BELFAST (Reuters) - Tony Blair and John Major warned on Thursday a vote to leave the European Union on June 23 would jeopardise the unity of the United Kingdom by undermining peace in Northern Ireland and bolstering the Scottish independence movement.
Speaking together in Northern Ireland, the two former British prime ministers, who both played important roles in the province’s peace process in the 1990s, warned that unity was effectively on the ballot paper.
“Throw away the membership of Europe and don’t be surprised if in the end, as a consequence, we accidentally throw away our union as well,” Major, Conservative prime minister from 1990 to 1997, told students at the Ulster University in Londonderry.
“The most successful union in world history could be broken apart for good,” he said.
Major warned that if Scotland votes to stay and the rest of the United Kingdom votes to leave, the pressure for a new referendum on Scottish independence “could prove to be uncontrollable and politically irresistible.”
Scots rejected independence by 55-45 percent in a vote in 2014 but since then the Scottish National Party has gained further strength, taking 56 of the 59 seats representing Scotland in the national parliament in London in last May’s national election.
“If the UK was outside the European Union I could well envisage a different result” he added.
Blair said the referendum could also undermine the 1998 Northern Ireland peace deal that ended three decades of killings between Catholic Irish nationalists who wanted the province to unite with Ireland and their Protestant rivals who wanted to keep it in the United Kingdom.

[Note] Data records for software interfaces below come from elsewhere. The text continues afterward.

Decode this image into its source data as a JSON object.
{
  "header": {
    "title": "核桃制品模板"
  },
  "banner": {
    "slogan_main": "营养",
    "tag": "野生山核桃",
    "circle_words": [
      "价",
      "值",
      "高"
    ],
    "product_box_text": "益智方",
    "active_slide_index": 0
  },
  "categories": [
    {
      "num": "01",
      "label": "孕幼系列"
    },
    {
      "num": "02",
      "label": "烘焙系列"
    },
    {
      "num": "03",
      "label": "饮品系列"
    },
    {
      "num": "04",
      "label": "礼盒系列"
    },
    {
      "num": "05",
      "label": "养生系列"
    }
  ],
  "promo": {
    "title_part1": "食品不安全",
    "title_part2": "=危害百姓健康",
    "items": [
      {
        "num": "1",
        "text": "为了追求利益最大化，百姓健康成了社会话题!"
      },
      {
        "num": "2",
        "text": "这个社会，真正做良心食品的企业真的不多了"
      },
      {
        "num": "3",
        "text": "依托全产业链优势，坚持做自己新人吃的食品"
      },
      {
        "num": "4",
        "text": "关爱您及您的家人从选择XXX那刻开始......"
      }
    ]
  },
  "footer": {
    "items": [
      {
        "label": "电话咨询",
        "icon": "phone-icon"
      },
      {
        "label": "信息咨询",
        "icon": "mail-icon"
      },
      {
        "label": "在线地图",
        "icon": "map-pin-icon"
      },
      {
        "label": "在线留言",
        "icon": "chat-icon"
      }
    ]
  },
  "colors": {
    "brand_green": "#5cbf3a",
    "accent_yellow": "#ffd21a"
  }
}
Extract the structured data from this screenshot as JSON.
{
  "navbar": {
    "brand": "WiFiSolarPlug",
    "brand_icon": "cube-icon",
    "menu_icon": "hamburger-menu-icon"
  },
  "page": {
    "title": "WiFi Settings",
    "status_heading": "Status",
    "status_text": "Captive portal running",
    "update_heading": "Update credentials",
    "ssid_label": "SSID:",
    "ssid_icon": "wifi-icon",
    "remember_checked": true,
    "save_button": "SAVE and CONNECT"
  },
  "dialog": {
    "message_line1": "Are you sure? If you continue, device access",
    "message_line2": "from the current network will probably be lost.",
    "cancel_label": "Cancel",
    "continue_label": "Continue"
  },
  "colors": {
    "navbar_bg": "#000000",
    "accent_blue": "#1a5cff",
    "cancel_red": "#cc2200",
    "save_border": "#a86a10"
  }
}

Over 3,600 died in the conflict.
“If we were to leave on June 23, it would put ... Northern Ireland’s future at risk, it would put our union at risk, it would be deeply damaging, a reckless course,” said Blair, who oversaw the peace deal as Labour prime minister from 1997 to 2007.
Former U.S. President Bill Clinton, who also played a pivotal role in the Northern Ireland peace process, wrote in a guest column in the New Statesman magazine that the process had benefited from Britain’s EU membership.
“I worry that the future prosperity and peace of Northern Ireland could be jeopardized if Britain withdraws,” Clinton wrote.
Blair said the European Union and free travel and trade on the island of Ireland had been an important factor in securing the peace deal in 1998 and that it would be “profoundly foolish to play any form of risk with those foundations of stability.”
Theresa Villiers, an opponent of EU membership who serves as Britain’s minister for Northern Ireland, said the comments by Blair and Major were irresponsible.
“Whatever the result of the referendum, Northern Ireland is not going back to the troubles of its past and to suggest otherwise would be highly irresponsible,” Villiers said.
Writing by Freya Berry and Conor Humphries, editing by Stephen Addison